Elizabeth Smart-Gilmour, a victim’s advocate and survivor of a high-profile kidnapping, spoke out during a conference Wednesday in Sioux Falls, South Dakota. During the conference, according to the Sioux Falls Argus Leader, Smart encouraged police, health care, and social workers to keep up their fight against human trafficking.
According to an earlier report by The Inquisitr, Elizabeth Smart-Gilmour was kidnapped at the age of 14 in 2002. She was reportedly kidnapped at knifepoint from her Salt Lake City home and held captive and was sexually assaulted over a period of nine months. During the Sioux Falls conference, she credited the police, heath care, and social workers for her return home:
“Everything you’re doing makes a difference,” said Smart. “People like you brought me back.”

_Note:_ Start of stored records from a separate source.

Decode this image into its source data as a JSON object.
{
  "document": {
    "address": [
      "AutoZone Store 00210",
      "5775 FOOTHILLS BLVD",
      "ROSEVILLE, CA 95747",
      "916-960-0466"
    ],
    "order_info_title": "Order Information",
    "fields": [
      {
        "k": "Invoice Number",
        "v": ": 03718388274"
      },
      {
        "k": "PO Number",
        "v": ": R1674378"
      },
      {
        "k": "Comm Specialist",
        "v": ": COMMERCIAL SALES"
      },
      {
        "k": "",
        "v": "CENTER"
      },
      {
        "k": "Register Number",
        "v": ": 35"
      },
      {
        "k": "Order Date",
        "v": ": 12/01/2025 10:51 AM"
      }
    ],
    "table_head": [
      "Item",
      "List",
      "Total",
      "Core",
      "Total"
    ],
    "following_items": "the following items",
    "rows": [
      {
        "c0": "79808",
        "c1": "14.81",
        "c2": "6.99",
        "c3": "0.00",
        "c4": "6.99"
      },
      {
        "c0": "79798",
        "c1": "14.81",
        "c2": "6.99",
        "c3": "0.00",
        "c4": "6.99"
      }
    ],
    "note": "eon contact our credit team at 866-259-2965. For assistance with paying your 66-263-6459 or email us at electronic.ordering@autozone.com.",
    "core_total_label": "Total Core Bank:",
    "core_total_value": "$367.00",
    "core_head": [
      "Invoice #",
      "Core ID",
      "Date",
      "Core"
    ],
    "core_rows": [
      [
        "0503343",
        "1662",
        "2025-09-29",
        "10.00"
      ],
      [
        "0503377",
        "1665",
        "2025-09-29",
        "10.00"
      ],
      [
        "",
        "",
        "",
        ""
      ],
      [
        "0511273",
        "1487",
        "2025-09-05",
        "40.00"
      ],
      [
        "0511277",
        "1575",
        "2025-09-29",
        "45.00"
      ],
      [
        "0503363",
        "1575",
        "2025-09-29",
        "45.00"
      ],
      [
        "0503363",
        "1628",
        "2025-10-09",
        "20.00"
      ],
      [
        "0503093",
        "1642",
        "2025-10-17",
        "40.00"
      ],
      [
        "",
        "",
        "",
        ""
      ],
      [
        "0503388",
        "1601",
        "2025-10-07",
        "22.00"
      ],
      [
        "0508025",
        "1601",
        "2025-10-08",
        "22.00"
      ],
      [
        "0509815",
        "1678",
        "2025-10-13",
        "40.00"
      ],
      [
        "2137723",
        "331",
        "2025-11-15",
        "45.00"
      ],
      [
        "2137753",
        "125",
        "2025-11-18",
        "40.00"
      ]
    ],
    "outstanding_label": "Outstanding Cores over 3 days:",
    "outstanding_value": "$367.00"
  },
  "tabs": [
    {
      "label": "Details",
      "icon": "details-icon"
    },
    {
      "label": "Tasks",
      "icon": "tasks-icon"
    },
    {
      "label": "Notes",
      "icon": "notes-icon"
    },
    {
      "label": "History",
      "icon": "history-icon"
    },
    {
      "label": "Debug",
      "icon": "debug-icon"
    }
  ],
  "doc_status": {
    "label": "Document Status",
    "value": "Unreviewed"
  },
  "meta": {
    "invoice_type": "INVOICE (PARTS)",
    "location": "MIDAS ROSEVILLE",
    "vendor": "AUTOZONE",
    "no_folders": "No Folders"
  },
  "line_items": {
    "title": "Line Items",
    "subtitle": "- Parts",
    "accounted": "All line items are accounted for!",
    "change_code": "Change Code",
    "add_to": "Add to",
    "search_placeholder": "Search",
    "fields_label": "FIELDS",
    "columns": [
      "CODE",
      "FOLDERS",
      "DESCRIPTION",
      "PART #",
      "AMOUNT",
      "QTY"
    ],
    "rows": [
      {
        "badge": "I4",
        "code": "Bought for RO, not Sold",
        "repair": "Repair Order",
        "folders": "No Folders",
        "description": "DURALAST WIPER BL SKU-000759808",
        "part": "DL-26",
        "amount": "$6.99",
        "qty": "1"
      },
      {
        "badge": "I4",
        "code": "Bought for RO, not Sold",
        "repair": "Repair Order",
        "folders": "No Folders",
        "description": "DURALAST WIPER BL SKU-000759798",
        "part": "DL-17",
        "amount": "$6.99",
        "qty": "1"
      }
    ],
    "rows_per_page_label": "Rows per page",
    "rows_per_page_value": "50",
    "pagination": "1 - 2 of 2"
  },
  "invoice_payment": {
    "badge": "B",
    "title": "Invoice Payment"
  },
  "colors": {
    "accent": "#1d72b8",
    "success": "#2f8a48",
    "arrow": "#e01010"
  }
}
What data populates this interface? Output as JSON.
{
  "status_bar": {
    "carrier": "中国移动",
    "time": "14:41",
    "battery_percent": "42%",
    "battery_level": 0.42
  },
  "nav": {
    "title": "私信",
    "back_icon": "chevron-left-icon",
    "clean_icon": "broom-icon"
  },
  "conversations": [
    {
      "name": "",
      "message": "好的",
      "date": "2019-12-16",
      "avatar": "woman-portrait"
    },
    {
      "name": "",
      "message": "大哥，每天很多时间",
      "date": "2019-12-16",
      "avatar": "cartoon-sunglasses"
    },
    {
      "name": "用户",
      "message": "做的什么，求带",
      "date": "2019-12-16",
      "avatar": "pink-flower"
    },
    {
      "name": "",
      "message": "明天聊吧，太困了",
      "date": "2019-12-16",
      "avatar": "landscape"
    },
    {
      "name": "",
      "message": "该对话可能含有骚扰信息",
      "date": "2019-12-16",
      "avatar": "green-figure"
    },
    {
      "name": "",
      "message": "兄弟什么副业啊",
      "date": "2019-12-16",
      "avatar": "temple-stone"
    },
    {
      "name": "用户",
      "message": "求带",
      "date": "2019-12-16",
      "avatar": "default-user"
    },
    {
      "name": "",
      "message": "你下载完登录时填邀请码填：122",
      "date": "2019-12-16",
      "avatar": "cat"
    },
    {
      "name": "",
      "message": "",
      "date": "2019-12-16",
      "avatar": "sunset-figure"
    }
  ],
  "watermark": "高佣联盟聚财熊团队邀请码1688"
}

While she gave credit where credit was due, Smart continued on to say that in order to further the battle against human trafficking, people need to recognize that it is a major problem:
“What is human trafficking? That is slavery. Children being sold and traded for sex or whatever, that’s slavery and it’s everywhere whether you accept it or not,” Smart said.
Keloland TV noted that while human trafficking may still be grey area for some, there have been some major improvements in the services and advocacy groups for abduction and human trafficking survivors since Smart’s abduction. Smart also recognized this by saying that she is grateful that there are “so many people who are willing to listen” and who want to help make a difference.
The report continued on to say that Smart has seen the change in services since her kidnapping experience and that she “applauds the efforts of the Dakotas” for making an effort to help other victims in every step of their recovery:
“Once they’re rescued, it’s kind of like out of mind, out of sight. So, giving that extra care and making sure their needs are met, that they have a way to settle back into society, that’s huge.”
Near the end of Smart’s address at the Sioux Falls conference, she made a statement that many officials say is a sign for hope: “I certainly consider myself a survivor. I do not think of myself as a victim.”
Elizabeth Smart added that she knows many don’t understand the full extent of human trafficking, and that it is looked at as a tragic experience for not only the victim, but their friends and family as well. She wants everyone to know that happy endings can and do exist, and with the help of professionals and the community as a whole, more happy endings can become a reality.